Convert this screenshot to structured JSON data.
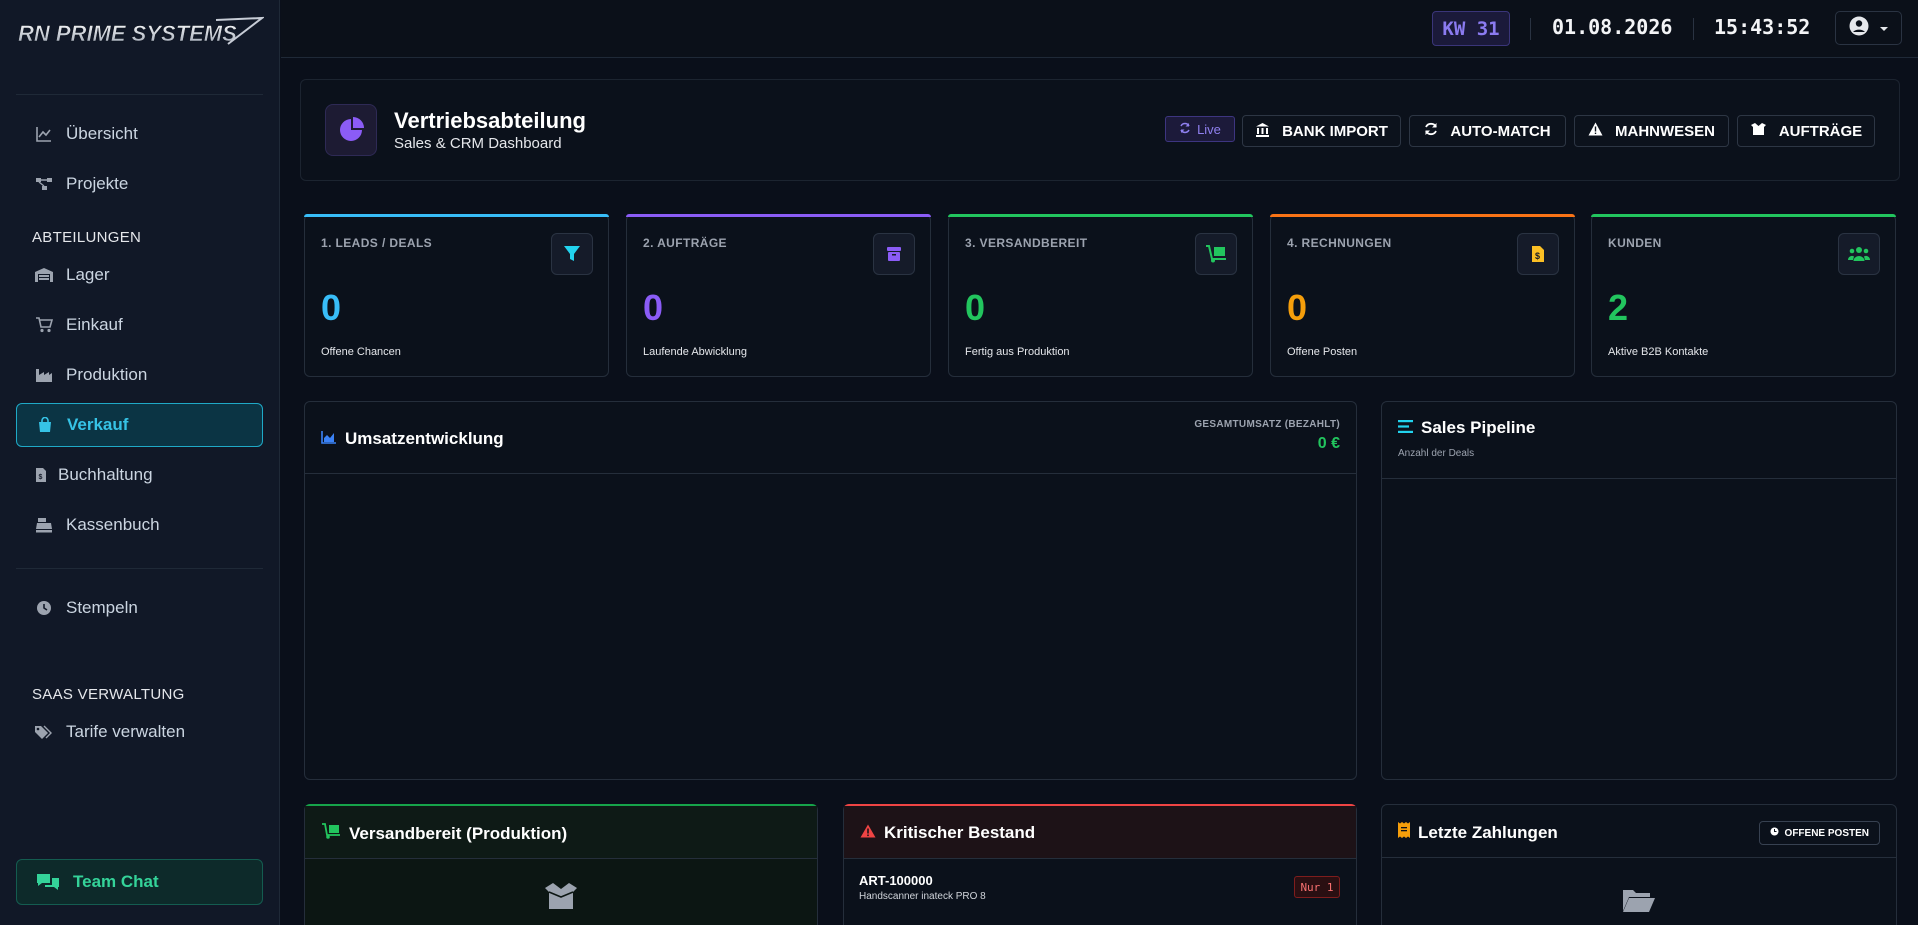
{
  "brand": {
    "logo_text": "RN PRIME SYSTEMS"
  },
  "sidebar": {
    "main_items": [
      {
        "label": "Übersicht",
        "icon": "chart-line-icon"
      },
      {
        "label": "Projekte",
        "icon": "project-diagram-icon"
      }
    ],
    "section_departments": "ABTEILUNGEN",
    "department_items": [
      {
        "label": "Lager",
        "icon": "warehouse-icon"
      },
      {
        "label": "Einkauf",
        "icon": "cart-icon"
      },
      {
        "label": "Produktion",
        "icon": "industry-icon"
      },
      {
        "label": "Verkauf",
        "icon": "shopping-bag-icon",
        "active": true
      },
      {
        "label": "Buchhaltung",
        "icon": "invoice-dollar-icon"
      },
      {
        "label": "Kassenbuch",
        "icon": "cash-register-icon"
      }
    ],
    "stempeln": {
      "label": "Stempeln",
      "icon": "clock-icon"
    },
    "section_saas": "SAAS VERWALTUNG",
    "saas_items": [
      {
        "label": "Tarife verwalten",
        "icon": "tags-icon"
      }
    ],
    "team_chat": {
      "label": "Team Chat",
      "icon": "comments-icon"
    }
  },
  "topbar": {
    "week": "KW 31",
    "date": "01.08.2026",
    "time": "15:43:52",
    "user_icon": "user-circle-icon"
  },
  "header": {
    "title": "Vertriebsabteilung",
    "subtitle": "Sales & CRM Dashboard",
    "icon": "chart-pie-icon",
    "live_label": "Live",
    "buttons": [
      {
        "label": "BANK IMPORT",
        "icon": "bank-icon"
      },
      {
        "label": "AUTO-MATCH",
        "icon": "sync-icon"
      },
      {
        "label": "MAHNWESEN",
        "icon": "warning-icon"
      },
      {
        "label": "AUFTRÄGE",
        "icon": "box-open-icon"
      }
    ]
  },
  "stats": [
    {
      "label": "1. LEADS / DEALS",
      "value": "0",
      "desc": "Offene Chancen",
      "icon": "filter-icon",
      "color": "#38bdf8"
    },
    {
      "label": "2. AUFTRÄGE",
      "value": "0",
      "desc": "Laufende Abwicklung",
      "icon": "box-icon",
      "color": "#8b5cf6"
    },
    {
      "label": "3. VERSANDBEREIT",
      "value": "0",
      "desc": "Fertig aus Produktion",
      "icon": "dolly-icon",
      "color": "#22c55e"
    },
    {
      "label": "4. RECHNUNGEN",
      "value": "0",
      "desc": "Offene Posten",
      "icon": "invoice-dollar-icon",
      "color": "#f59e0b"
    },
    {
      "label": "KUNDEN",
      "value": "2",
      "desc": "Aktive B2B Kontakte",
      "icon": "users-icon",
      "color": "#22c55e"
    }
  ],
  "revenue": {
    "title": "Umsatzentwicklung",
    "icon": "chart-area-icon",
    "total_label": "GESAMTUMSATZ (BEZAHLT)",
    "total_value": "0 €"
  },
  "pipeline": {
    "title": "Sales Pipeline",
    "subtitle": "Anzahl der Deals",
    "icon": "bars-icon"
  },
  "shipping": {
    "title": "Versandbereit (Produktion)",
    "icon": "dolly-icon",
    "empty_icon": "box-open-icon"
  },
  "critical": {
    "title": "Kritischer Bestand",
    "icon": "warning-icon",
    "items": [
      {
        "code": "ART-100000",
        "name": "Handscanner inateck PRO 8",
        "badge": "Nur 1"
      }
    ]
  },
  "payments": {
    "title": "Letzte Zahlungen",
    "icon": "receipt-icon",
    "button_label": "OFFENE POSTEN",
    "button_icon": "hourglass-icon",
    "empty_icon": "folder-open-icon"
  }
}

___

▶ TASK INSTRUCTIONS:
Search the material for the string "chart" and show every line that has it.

▶ THE COMPLETED TASK:
        "icon": "chart-line-icon"
    "icon": "chart-pie-icon",
    "icon": "chart-area-icon",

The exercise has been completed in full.